YOUR ASSIGNMENT
How many lines of the data contain the word "Apps"? Give only that number.

EXERCISE DATA
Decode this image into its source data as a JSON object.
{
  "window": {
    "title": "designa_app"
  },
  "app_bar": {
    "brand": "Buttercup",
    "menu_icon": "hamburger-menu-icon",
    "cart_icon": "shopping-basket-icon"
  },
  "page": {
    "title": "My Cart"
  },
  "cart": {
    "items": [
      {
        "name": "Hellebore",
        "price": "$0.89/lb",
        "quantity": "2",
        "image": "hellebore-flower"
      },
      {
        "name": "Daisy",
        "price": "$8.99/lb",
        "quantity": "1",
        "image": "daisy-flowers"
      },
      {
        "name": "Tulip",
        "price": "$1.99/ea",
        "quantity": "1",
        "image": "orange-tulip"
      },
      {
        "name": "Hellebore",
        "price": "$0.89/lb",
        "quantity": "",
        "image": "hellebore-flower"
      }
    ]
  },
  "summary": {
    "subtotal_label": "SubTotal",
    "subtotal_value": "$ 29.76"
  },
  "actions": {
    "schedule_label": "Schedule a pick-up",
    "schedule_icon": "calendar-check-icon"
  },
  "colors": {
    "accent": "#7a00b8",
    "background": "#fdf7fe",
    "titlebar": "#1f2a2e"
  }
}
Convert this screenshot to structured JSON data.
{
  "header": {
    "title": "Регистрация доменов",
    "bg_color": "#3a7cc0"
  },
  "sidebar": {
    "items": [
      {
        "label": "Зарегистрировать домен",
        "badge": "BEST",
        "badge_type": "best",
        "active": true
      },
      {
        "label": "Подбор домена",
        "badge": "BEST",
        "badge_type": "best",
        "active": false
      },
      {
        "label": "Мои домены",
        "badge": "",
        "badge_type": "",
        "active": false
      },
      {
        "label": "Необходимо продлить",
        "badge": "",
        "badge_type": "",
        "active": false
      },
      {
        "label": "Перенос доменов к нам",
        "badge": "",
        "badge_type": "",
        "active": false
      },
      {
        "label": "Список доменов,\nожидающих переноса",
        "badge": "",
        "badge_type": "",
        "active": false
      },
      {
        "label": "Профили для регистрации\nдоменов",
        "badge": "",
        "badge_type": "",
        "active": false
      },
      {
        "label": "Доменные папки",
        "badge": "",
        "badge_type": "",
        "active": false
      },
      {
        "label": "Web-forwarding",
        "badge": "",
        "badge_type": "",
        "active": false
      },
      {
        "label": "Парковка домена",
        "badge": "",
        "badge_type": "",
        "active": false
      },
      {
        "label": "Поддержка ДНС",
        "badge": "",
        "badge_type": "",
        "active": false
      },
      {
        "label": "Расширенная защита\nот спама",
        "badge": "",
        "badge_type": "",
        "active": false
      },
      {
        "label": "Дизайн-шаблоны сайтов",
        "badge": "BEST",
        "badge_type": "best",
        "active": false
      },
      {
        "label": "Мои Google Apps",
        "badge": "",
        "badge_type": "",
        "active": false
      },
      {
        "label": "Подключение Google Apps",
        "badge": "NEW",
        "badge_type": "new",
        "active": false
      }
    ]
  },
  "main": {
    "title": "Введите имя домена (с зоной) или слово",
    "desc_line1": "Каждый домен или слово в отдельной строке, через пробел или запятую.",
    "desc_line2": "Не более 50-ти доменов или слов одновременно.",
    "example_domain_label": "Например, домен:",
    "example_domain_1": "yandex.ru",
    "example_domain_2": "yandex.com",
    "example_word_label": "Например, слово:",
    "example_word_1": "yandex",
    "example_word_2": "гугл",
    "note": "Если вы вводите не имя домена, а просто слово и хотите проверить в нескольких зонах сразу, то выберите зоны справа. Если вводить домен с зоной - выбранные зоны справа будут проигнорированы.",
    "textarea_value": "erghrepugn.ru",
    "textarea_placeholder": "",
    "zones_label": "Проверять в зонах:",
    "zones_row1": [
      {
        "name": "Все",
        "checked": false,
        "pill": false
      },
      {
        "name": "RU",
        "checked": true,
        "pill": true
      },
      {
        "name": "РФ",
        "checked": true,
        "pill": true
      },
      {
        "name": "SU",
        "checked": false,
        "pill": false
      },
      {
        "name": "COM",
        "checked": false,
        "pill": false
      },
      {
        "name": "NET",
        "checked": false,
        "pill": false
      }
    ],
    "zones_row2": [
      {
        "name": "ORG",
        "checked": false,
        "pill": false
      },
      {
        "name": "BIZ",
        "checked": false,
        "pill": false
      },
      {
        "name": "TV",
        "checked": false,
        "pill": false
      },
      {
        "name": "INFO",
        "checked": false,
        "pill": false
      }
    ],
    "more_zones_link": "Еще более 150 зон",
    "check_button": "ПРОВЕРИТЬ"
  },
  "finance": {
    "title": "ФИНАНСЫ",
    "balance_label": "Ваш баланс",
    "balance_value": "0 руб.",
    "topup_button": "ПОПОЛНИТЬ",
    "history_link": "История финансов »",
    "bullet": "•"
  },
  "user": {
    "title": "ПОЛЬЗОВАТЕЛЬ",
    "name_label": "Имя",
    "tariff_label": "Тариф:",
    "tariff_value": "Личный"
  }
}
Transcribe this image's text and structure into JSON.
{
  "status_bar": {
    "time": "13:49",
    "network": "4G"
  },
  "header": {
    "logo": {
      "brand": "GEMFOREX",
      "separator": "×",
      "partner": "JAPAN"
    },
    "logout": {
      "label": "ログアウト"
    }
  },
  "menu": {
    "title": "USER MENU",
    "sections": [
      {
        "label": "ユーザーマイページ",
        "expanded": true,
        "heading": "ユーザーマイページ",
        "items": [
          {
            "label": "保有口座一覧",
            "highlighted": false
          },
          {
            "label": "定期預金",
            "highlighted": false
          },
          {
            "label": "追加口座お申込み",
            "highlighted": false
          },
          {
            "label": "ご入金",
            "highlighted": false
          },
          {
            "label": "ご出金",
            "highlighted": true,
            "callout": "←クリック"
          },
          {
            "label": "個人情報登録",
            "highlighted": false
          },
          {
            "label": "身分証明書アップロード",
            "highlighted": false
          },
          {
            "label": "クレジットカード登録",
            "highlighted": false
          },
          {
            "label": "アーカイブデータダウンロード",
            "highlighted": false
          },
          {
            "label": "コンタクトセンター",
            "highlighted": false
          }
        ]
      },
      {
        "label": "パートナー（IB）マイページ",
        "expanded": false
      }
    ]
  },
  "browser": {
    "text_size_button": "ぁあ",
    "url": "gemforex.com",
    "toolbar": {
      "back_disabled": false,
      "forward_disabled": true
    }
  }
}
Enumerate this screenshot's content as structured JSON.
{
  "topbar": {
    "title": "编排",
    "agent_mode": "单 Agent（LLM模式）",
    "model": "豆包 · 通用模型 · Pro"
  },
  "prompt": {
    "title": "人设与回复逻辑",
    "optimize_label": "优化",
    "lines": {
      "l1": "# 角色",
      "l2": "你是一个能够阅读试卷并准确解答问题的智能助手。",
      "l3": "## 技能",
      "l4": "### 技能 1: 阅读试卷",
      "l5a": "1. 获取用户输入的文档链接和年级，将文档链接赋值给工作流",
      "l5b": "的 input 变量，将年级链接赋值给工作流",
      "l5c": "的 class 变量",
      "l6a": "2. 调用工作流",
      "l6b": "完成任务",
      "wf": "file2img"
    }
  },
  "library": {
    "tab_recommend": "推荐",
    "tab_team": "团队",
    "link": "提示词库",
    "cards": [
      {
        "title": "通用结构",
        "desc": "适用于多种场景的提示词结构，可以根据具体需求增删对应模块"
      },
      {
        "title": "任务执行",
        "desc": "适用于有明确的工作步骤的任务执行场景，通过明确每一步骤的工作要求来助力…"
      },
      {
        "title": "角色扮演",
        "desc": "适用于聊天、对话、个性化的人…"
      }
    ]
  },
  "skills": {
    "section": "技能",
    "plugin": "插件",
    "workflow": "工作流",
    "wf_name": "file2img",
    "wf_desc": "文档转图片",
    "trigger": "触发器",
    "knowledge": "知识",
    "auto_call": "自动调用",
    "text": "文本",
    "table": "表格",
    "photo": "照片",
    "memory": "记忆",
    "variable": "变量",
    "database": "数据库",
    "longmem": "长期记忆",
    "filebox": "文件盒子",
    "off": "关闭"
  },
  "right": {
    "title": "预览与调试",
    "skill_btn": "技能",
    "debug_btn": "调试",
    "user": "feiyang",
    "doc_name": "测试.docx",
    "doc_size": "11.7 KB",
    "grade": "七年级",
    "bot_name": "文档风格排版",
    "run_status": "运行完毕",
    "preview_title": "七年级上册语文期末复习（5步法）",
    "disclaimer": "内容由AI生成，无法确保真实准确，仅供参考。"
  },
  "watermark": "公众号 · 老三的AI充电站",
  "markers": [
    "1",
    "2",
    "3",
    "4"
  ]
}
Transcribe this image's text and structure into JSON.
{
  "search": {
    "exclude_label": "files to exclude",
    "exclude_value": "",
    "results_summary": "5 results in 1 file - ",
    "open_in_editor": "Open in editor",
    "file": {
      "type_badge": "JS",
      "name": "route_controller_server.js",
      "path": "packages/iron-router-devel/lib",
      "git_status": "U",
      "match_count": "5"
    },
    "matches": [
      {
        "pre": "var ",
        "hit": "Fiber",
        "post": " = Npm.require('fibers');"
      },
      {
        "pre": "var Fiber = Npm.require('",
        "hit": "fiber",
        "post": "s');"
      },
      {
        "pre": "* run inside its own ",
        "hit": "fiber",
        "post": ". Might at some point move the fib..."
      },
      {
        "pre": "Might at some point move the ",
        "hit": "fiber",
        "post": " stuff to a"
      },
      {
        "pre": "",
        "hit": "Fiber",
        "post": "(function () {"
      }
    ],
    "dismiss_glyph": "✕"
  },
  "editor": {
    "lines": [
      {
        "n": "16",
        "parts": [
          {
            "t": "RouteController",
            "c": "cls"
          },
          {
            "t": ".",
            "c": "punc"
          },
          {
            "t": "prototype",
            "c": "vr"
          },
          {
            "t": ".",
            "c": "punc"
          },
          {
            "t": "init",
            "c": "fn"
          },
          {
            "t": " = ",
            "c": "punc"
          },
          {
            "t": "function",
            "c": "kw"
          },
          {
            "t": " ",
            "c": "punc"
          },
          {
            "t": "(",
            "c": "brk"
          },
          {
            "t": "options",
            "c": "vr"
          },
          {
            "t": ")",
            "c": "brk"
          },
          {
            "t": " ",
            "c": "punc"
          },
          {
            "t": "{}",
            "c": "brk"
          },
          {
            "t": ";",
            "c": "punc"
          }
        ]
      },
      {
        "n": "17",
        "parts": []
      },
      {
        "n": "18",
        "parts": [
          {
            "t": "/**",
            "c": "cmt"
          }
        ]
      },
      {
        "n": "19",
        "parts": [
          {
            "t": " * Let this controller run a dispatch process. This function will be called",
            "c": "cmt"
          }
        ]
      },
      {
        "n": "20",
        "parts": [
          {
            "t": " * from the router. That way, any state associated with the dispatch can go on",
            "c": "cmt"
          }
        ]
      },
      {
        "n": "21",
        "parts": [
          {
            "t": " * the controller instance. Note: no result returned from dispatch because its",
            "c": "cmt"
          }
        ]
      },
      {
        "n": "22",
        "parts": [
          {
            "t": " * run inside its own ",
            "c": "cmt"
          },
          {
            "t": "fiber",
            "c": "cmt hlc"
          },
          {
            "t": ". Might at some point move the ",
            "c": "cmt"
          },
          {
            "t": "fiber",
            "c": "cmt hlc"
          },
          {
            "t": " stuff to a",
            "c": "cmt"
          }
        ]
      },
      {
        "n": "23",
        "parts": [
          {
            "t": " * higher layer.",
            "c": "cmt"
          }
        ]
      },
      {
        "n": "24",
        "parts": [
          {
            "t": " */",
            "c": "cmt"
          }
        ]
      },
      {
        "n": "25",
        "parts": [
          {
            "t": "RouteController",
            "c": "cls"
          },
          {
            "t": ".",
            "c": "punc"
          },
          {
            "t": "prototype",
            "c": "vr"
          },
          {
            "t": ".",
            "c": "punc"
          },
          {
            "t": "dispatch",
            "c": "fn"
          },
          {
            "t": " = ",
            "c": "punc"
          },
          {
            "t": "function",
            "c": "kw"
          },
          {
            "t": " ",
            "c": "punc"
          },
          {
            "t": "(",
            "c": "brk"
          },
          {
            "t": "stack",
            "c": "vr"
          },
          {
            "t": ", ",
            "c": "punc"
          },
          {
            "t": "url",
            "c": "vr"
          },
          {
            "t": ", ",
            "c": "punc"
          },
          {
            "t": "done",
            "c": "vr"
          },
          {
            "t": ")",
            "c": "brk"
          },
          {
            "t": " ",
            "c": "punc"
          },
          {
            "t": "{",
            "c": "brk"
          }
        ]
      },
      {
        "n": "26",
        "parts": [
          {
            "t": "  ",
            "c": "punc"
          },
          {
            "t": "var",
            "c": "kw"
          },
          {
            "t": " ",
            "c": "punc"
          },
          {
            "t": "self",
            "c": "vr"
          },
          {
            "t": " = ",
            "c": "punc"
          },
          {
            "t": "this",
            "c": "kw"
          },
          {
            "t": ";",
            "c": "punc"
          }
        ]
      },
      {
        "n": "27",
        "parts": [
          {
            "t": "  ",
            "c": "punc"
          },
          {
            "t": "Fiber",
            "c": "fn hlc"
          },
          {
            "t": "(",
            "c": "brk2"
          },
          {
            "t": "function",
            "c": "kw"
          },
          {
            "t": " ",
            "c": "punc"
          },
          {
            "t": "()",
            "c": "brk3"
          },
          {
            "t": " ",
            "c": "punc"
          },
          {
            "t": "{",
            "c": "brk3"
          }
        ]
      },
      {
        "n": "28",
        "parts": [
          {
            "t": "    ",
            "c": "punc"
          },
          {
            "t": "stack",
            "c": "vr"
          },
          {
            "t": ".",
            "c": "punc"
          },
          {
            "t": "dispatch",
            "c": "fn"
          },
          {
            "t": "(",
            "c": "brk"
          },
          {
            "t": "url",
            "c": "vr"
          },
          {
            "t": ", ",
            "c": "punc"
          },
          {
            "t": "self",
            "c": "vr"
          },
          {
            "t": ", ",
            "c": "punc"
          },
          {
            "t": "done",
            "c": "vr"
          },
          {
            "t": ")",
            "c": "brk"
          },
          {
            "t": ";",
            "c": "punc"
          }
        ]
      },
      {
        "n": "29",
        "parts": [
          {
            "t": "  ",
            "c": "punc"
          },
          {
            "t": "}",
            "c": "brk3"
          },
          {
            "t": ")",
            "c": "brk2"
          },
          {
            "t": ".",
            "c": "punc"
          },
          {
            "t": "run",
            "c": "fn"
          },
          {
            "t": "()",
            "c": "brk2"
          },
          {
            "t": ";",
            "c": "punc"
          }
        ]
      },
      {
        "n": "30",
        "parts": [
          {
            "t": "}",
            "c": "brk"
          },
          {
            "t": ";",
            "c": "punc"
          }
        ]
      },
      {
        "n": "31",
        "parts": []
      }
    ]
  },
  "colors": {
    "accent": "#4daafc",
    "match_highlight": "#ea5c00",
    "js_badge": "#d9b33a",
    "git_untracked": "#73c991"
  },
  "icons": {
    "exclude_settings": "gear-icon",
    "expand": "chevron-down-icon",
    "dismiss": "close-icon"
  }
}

ANSWER TO THIS EXERCISE
2